I’m going to pull away from that extremely lively discussion of surrogacy (always a fascinating topic) to talk a bit about another story that caught my eye a while back. At the end of August the European Court of Human Rights found that Italy violated the rights of a couple carrying cystic fibrosis when it refused to allow them to do PIGD. (We’ve talked about PIGD before on the blog. It is pre-implantation genetic diagnosis and it allows you those doing IVF to screen pre-embryos before they are transferred into a woman’s uterus.) To put this slightly differently–the court ruled that the couple had a right to screen the pre-embryos before transfer.
Italy is one of three European countries (the others are Austria and Switzerland) that ban use PGID. Continue reading
Two recent stories about surrogacy can be tied together here to offer an important lesson: People who contemplate surrogacy should, at a minimum, work out a detailed agreement that describes what it is they think they’ve agreed to. (Of course, people really ought to do a great deal more than that. In particular, they ought to have serious counselling and engage in extensive reflection about whether surrogacy is really for them. This, as I’ve said before, is really the key to having surrogacy work for you.) But at the same time, you should keep in mind that what you write in the terms may not be enforcable.
First we have this story of what might be surrogacy gone awry. Except, of course, that it may not be surrogacy at all. Continue reading
Once again I have fallen way behind in the comments. It’s the nature of summer, I fear. As before, I will return to them and do my best to get caught up shortly. Many of the topics cycle round regularly so if there are particular points I miss I trust they will be raised again and I’ll have another chance. To the extent this is avoidance (and I know it is) it’s general (all comments) rather than specific (your comment) so please do not take it personally.

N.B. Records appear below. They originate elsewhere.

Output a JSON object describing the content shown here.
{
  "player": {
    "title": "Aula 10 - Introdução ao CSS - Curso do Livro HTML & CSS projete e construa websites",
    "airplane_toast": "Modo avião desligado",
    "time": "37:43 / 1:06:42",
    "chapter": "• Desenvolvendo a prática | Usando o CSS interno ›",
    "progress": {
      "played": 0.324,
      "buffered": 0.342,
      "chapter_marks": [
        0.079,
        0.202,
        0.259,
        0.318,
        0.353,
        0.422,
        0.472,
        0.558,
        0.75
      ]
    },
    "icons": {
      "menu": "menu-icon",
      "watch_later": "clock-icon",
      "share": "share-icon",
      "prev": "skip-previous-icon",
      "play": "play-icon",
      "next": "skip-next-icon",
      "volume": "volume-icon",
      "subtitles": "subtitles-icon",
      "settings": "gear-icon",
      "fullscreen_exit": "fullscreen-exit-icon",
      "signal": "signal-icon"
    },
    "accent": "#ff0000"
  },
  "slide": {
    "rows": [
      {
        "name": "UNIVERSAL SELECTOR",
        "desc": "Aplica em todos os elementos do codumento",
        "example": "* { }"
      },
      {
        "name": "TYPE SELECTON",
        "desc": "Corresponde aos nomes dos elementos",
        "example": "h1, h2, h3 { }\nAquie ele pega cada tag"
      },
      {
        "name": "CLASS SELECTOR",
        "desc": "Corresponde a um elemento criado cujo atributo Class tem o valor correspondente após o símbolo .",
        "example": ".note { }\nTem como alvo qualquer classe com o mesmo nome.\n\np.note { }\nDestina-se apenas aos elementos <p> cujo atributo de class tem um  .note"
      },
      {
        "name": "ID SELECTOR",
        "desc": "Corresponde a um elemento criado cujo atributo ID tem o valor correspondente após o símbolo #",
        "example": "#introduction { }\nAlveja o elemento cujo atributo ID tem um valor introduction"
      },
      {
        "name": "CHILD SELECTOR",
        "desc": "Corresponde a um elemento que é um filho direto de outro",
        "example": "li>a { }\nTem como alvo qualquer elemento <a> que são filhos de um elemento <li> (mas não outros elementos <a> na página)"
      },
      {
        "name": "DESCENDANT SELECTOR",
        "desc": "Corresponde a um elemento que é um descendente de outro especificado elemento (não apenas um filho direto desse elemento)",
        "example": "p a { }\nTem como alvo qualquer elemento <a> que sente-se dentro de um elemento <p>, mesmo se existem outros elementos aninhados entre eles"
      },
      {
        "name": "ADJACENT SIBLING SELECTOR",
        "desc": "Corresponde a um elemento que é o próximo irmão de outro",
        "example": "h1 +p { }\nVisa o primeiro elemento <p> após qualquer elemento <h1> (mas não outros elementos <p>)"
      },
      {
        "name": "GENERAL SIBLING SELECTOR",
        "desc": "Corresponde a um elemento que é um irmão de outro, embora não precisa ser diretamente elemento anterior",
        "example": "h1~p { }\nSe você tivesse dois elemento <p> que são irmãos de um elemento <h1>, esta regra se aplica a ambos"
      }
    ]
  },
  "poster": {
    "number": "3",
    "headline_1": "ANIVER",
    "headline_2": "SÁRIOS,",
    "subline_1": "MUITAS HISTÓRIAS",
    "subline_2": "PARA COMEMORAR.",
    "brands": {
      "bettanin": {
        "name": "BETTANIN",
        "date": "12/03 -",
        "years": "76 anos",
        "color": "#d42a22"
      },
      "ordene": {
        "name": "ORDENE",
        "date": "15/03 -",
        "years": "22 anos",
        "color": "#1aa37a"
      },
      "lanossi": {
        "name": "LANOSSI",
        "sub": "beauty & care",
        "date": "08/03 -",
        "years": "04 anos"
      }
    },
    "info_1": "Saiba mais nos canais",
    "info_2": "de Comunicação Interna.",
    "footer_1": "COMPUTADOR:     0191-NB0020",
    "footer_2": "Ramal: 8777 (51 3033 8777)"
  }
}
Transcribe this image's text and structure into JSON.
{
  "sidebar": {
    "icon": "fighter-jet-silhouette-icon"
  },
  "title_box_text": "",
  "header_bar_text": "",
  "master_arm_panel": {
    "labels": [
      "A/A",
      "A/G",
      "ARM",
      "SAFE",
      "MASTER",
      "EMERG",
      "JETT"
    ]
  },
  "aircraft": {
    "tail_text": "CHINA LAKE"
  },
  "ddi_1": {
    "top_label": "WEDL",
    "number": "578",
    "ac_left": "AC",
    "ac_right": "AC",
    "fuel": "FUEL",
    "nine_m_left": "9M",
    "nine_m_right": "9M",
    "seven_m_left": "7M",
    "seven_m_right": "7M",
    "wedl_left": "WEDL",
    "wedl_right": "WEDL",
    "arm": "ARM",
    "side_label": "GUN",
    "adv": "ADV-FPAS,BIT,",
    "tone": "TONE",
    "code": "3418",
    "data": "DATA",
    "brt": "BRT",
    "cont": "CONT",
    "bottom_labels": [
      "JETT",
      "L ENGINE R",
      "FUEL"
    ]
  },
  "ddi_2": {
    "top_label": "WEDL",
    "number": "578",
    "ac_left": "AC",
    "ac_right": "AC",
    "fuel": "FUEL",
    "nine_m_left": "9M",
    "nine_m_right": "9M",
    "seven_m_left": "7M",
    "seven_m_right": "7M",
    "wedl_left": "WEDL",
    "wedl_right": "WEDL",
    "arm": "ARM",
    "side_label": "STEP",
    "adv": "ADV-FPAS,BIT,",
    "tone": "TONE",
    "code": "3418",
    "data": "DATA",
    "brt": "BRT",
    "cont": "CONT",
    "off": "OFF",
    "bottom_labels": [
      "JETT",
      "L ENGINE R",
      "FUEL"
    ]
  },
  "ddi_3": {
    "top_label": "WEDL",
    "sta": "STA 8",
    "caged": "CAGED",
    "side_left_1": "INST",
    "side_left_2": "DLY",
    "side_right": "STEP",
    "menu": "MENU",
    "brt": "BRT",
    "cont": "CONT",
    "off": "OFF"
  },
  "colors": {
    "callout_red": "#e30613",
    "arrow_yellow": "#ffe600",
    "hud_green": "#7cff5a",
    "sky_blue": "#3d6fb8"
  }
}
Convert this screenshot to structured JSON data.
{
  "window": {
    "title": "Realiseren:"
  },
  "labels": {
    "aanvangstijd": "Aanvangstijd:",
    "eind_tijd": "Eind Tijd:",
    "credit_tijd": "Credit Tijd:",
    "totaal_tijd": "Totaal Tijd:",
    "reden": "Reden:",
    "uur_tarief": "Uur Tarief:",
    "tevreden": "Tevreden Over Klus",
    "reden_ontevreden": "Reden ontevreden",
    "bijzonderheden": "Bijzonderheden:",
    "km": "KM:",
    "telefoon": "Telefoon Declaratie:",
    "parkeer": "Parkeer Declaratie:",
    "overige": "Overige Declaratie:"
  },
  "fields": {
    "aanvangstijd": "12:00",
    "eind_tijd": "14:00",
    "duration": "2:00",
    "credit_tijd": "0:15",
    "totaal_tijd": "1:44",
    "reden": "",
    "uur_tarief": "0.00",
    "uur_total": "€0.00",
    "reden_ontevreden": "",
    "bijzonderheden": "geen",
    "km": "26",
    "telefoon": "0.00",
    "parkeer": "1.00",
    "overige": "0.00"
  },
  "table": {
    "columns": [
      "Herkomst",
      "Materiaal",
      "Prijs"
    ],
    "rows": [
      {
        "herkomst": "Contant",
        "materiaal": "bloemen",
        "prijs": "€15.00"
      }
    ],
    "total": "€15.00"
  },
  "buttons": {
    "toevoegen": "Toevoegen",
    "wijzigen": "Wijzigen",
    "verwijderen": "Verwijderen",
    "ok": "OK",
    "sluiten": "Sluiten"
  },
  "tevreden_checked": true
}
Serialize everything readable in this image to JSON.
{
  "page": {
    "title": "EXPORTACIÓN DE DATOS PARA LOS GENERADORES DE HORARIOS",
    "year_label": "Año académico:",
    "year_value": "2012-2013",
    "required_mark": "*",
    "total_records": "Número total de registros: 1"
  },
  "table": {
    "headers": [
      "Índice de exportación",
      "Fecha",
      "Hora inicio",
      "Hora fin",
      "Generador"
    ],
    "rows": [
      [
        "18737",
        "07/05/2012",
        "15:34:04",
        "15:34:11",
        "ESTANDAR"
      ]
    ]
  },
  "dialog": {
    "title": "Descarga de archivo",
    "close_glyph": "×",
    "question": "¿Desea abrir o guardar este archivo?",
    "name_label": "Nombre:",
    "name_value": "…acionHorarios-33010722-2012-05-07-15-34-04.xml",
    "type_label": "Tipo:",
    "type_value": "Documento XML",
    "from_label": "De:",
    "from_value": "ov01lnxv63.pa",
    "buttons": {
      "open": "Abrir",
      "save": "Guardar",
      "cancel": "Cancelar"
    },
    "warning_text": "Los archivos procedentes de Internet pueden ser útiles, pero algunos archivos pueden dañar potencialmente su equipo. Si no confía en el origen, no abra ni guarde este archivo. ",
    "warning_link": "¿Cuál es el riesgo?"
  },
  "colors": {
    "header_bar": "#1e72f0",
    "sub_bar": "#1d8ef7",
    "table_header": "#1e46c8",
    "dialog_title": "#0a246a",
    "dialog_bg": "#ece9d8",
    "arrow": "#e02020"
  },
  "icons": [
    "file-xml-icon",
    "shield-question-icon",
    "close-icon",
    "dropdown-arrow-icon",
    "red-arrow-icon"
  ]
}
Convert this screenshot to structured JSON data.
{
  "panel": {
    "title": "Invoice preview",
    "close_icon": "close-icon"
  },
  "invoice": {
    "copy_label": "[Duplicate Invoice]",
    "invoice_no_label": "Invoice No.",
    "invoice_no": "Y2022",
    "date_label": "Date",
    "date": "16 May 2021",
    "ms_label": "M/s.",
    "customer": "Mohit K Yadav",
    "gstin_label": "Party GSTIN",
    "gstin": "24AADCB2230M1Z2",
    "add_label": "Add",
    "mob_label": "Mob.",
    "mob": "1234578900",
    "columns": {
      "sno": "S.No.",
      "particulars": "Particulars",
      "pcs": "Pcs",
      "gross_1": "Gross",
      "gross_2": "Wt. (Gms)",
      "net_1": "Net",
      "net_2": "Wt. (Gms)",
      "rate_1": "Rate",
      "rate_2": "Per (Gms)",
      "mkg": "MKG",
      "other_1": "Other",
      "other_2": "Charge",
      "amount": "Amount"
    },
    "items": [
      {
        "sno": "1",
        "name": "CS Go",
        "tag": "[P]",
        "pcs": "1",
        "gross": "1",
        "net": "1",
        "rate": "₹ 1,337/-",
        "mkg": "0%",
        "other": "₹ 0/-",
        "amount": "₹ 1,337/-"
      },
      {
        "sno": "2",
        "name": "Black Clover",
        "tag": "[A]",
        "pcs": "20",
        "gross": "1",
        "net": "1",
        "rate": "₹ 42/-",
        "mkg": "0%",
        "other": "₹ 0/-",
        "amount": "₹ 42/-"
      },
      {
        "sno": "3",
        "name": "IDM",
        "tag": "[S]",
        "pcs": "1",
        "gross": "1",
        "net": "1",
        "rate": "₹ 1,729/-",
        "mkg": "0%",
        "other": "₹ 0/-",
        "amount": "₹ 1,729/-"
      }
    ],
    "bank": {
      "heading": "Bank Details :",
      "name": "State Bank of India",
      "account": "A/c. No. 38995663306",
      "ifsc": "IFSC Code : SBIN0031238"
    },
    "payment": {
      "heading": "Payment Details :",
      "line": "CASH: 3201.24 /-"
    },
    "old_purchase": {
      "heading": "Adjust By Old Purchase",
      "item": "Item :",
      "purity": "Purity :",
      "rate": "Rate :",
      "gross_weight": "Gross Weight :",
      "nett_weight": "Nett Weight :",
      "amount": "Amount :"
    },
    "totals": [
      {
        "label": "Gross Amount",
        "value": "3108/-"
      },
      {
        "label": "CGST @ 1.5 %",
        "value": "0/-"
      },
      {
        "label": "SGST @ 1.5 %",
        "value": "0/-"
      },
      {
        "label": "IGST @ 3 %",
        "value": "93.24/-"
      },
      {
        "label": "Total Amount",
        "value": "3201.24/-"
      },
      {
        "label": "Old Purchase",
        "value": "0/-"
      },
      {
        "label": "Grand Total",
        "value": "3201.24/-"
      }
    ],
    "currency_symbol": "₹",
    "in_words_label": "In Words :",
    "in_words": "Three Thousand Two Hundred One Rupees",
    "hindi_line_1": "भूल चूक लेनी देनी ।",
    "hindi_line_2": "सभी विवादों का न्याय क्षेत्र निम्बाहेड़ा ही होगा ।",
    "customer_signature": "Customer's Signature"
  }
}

At the same time, it is important to me, too, to add new content and continue the trains of thought that wander through my mind even when I’m on vacation. I’ve been thinking about the sorts of major decisions that are often discussed here. Giving a child up for adoption is for me an obvious and enormous one. Or choosing to adopt a child. Related decisions like deciding not to have children (which might include having an abortion). Continue reading
There’s an article in today’s NYT about a proposal to amend the Mississippi state constitution to declare that fertilized human egg is a person. While the drive is primarily fueled by those opposed to abortion, the implications of the amendment are obviously broader and touch on some of the topics I often address here.
One obvious impact would be on IVF. In IVF, embryos are created in a laboratory and then transferred into a woman’s uterus. (Do keep in mind that some heterosexual couples do this with their very own gametes, so there’s no necessary connection to all the commodification issues that we’ve been talking about with regard to sale/purchase of sperm and eggs.) Continue reading
This story was on the front page of the NYTimes (and doubtless a lot of other places a couple of days ago. There’s a new over-the-counter genetic test that allows you to determine fetal sex at seven weeks. It’s part of the general march of technology that makes a lot of people (sometimes me included) nervous.
What people worry about with this particular technological advance is the use of abortion for sex selection. Women have a right to elect abortion at seven weeks. (And if you’re wondering, I’m committed to that right. I know other people disagree, of course.) I’m prepared to assume that for some women it is easier to elect abortion early on in the process. Continue reading